** DATASET CONTENT follows **

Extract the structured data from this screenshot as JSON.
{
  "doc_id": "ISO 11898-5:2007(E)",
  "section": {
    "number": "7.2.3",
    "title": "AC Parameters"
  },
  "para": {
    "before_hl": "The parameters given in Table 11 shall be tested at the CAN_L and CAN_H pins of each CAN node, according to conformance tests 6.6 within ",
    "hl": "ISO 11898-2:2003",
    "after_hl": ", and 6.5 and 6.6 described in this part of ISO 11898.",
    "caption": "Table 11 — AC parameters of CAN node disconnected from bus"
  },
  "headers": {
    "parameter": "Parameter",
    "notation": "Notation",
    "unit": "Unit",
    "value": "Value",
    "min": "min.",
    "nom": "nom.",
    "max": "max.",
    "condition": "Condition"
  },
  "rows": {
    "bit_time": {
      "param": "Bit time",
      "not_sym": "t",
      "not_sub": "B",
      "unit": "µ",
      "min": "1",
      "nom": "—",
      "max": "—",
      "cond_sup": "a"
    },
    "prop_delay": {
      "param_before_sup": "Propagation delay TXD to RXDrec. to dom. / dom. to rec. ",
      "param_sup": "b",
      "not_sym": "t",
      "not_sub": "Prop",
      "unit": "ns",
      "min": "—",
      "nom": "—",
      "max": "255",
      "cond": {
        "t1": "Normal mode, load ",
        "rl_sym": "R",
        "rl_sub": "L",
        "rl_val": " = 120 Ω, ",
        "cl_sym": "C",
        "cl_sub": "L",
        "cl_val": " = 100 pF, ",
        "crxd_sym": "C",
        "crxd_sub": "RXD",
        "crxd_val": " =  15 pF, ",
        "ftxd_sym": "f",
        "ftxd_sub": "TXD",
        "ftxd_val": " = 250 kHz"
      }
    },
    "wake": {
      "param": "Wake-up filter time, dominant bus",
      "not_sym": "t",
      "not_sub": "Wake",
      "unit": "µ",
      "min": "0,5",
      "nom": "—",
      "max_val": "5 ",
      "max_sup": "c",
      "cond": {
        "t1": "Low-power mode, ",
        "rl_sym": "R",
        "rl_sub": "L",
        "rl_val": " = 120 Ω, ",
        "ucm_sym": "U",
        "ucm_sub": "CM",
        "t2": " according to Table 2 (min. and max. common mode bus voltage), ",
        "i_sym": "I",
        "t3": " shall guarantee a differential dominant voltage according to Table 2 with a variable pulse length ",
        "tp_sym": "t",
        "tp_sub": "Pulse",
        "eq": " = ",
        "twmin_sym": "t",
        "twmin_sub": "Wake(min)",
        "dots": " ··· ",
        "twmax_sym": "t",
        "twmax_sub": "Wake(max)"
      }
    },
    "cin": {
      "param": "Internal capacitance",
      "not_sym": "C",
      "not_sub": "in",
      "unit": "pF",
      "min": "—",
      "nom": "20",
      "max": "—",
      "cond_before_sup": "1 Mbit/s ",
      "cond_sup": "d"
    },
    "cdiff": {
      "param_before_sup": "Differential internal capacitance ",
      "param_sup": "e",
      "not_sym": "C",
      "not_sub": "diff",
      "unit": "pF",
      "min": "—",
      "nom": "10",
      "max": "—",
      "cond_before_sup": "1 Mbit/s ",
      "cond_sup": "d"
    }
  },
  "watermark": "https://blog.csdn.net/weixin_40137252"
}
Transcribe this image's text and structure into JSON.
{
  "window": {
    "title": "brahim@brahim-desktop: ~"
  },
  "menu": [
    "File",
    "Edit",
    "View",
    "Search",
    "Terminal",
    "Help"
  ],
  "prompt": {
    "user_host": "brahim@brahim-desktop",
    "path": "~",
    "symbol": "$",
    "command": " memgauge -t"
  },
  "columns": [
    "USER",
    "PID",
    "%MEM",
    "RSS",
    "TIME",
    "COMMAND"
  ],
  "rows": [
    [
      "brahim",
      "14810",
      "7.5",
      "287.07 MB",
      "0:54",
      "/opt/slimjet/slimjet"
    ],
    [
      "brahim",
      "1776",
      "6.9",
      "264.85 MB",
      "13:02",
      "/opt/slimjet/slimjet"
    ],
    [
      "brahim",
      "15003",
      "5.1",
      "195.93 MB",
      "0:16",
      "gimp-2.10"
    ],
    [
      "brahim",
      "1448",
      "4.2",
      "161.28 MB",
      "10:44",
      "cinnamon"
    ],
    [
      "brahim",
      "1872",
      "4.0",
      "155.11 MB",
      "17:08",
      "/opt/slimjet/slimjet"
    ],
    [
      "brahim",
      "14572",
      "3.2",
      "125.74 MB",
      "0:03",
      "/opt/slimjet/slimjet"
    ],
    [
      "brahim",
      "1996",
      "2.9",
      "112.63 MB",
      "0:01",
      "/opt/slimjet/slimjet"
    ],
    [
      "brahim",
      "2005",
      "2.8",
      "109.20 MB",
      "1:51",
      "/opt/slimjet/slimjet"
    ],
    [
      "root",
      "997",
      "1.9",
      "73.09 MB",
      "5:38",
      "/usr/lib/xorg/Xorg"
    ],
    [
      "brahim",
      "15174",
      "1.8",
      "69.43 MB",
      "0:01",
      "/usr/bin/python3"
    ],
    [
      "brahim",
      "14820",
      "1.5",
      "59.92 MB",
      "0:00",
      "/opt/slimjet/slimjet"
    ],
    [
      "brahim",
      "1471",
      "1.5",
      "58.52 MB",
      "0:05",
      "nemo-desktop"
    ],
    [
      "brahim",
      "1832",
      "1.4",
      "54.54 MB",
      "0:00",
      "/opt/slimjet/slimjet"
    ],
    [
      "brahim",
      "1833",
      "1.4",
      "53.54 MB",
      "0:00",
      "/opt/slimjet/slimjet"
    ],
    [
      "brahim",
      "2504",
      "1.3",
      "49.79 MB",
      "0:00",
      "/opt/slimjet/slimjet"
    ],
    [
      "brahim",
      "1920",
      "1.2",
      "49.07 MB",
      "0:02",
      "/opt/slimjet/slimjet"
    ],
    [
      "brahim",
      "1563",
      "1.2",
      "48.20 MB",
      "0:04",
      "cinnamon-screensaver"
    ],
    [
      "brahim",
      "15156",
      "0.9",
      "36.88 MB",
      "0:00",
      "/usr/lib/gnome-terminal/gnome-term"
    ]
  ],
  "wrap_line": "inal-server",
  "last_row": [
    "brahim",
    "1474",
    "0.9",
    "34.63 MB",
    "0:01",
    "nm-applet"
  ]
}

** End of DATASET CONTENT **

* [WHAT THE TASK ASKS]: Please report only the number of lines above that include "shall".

* [EXPECTED OUTPUT]: 2